Hudl tablet

Researchers claimed to have found a security flaw in Tesco’s Hudl tablet

Tesco’s Hudl tablet made headlines for the wrong reasons over the weekend, with the news that a security flaw meant that users’ sensitive data could retrieved even after performing a factory reset on the device.

The BBC teamed up with researcher Ken Munro of Pen Test Partners to test 10 secondhand Hudls bought from eBay. By exploiting a flaw in the tablet’s processor, Munro was able to extract PIN codes to unlock devices as well as Wi-Fi keys, cookies and other browsing data that could be used to sign in to a website as the tablet’s original owner.

“At the moment, I do not think the Tesco Hudl is really suitable to put any data of any sensitivity on. Putting passwords on there, into browsers, is really asking for trouble,” said Munro, in a video demonstration of the Hudl flaw. “If it’s stolen, PIN-locked or not, someone’s going to get your data off it.

“It’s a really cool device with entry-level Android hardware. But unfortunately, with cheapness comes some problems with security.”

Tesco said: “Customers should always ensure all personal information is removed prior to giving away or selling any mobile device. To guarantee this, they should use a data wipe program.” A spokesman added that any device returned to the retailer would be wiped securely, while consumers could get more information from the government’s Get Safe Online website.

It’s worth noting that although the Hudl was singled out in this study, Android devices in general have attracted criticism for not completely wiping user data. In July, software company Avast was able to recover some 40,000 photos, 750 emails and 250 contact names from just 20 Android phones it bought on eBay that had supposedly been wiped. The problem arises because phones don’t always wipe your data when you think you’re wiping it – they just erase the index system used to find that data. The data stays on your phone until it is eventually overwritten.

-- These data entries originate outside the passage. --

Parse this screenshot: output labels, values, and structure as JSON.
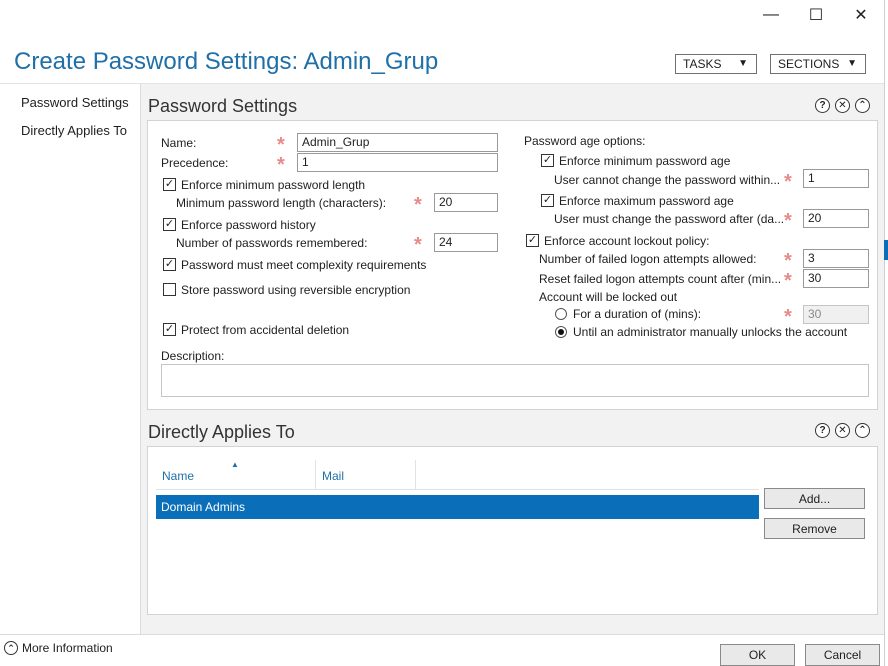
{
  "window": {
    "title": "Create Password Settings: Admin_Grup",
    "caption": {
      "minimize": "—",
      "maximize": "☐",
      "close": "✕"
    }
  },
  "toolbar": {
    "tasks_label": "TASKS",
    "sections_label": "SECTIONS",
    "arrow": "▼"
  },
  "nav": {
    "items": [
      "Password Settings",
      "Directly Applies To"
    ]
  },
  "password_settings": {
    "section_title": "Password Settings",
    "help_glyph": "?",
    "close_glyph": "✕",
    "collapse_glyph": "⌃",
    "required_mark": "*",
    "check_mark": "✓",
    "name_label": "Name:",
    "name_value": "Admin_Grup",
    "precedence_label": "Precedence:",
    "precedence_value": "1",
    "enforce_min_length_label": "Enforce minimum password length",
    "min_length_label": "Minimum password length (characters):",
    "min_length_value": "20",
    "enforce_history_label": "Enforce password history",
    "history_label": "Number of passwords remembered:",
    "history_value": "24",
    "complexity_label": "Password must meet complexity requirements",
    "reversible_label": "Store password using reversible encryption",
    "protect_label": "Protect from accidental deletion",
    "description_label": "Description:",
    "description_value": "",
    "age_options_label": "Password age options:",
    "enforce_min_age_label": "Enforce minimum password age",
    "min_age_label": "User cannot change the password within...",
    "min_age_value": "1",
    "enforce_max_age_label": "Enforce maximum password age",
    "max_age_label": "User must change the password after (da...",
    "max_age_value": "20",
    "lockout_label": "Enforce account lockout policy:",
    "failed_attempts_label": "Number of failed logon attempts allowed:",
    "failed_attempts_value": "3",
    "reset_label": "Reset failed logon attempts count after (min...",
    "reset_value": "30",
    "locked_out_label": "Account will be locked out",
    "duration_label": "For a duration of (mins):",
    "duration_value": "30",
    "manual_unlock_label": "Until an administrator manually unlocks the account",
    "checked": {
      "enforce_min_length": true,
      "enforce_history": true,
      "complexity": true,
      "reversible": false,
      "protect": true,
      "enforce_min_age": true,
      "enforce_max_age": true,
      "lockout": true
    },
    "lockout_mode": "manual"
  },
  "applies_to": {
    "section_title": "Directly Applies To",
    "columns": [
      "Name",
      "Mail"
    ],
    "sort_indicator": "▲",
    "rows": [
      {
        "name": "Domain Admins",
        "mail": ""
      }
    ],
    "add_label": "Add...",
    "remove_label": "Remove"
  },
  "footer": {
    "more_info_label": "More Information",
    "more_info_glyph": "⌃",
    "ok_label": "OK",
    "cancel_label": "Cancel"
  },
  "colors": {
    "title": "#1f6fa8",
    "selection": "#0a6fb8",
    "required": "#e88a8a",
    "content_bg": "#f2f2f2"
  }
}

The Hudl, lest we forget, flew off the shelves on its release last September (mark II is due this autumn). It’s only now, with those first devices coming up to a year old, that they are starting to appear on auction sites, as consumers look to upgrade – in the process exposing the problem outlined by Munro.

Warnings about processor security and Wi-Fi keys may seem a little obscure to people in the grocery sector, but they are a reminder that in its efforts to corner the digital customer, Tesco is exposing itself to the sort of PR problems usually experienced by consumer tech companies (and government employees who leave laptops on trains).

Some pundits will no doubt be thinking it was all a lot simpler when Tesco’s main job was to pile ‘em high and sell ‘em cheap – and some may be wishing fervently it would stick to this game. But this Hudl headache is the sort of thing Tesco will have to weather if it’s serious about being a digital player.